The differences among blennioid assemblages (families Blenniidae and Tripterygiidae) on different habitats were assessed at two localities of the Ligurian Sea, namely Arenzano and Riva Trigoso. The assemblage composition and species relative density were evaluated visually on four different habitats of diverse wave exposure and substratum orientation (macro‐habitat characteristics): two vertical intertidal and subtidal habitats (exposed and sheltered rockwalls) and two horizontal subtidal habitats (semi‐exposed flat rock and boulders and pebbles). Each habitat was also characterized in relation to micro‐habitat features, such as substratum complexity, heterogeneity and amount of algae cover. Patterns of differences among habitats in assemblage variables and fish density, and the influences of macro‐ and micro‐habitat features on these patterns were studied at small (within localities) and large (across localities) spatial scales.

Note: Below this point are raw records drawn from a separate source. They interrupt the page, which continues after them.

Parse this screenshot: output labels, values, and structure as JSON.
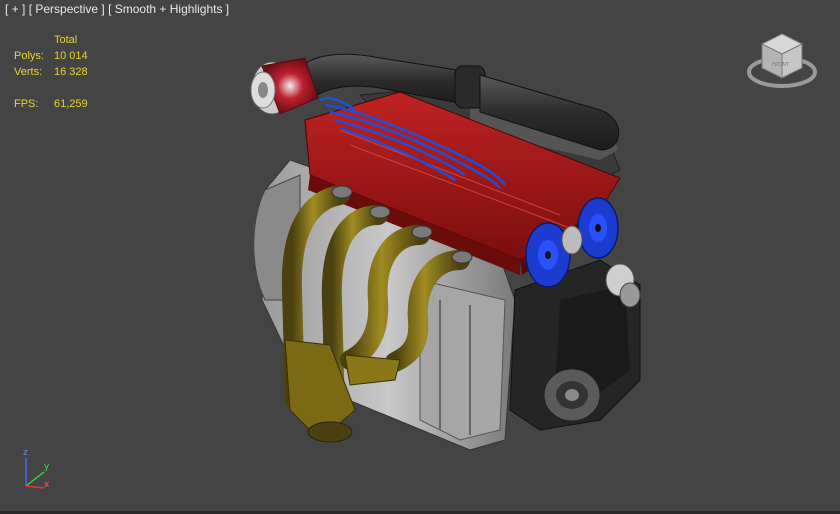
{
  "viewport": {
    "label_parts": [
      "[ + ]",
      "[ Perspective ]",
      "[ Smooth + Highlights ]"
    ]
  },
  "stats": {
    "header": "Total",
    "polys_label": "Polys:",
    "polys_value": "10 014",
    "verts_label": "Verts:",
    "verts_value": "16 328",
    "fps_label": "FPS:",
    "fps_value": "61,259"
  },
  "axes": {
    "x": "x",
    "y": "y",
    "z": "z"
  },
  "colors": {
    "background": "#444444",
    "stats_text": "#e6d42a",
    "valve_cover": "#a01818",
    "exhaust_header": "#7a6a14",
    "ignition_wires": "#1f4fd8",
    "cam_gear": "#1c3ccf",
    "air_filter": "#c02030"
  }
}
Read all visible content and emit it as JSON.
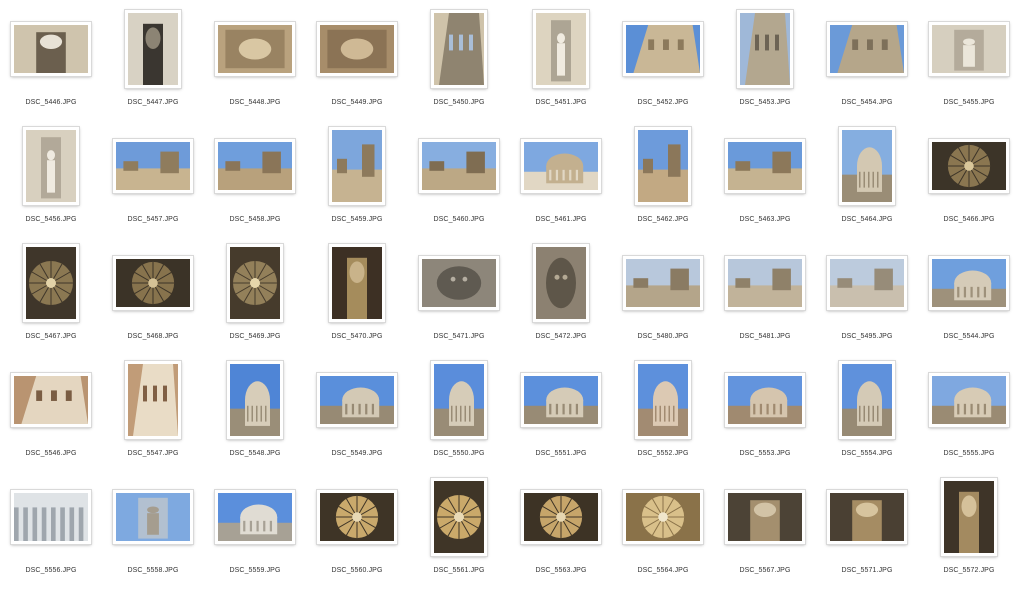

Higher values of species richness (S), diversity and evenness (J) were generally associated with vertical habitats, as a result of a positive correlation with substratum orientation. The presence of an intertidal zone in the rockwall habitats may partially explain the observed differences in assemblage variables between vertical and horizontal habitats. The strength of relationships between S, and J and the other investigated habitat variables (exposure, complexity, heterogeneity and algae cover) varied greatly depending on spatial scale. All these relationships were positive, except for complexity. Significant variation in the assemblage total density among habitats was recorded only at Arenzano, where a larger number of fishes were counted on rockwalls rather than on the horizontal habitats. The positive effect of orientation on fish total density was strictly dependent on spatial scale. Fish total density showed a negative correlation with complexity and a positive correlation with heterogeneity, both relationships being unaffected by spatial scale. The unexpected relationship with complexity was probably due to the fact that, in the most complex habitat (i.e. boulder and pebbles), the potential positive effect of high complexity on fish density might be overcome by the negative influence of other environmental features, such as horizontal orientation and low wave exposure. Complexity and heterogeneity thus seemed good predictors of fish total density, but their role needs to be carefully interpreted. The most marked differences in species composition and relative density were found between rockwalls and the other habitats, mostly due to an unbalanced distribution of some stenoecious species. Variations in species relative density were related to different combinations of both macro‐ and micro‐habitat features, and these relationships usually changed depending on spatial scale.
No Supplementary Data
No Article Media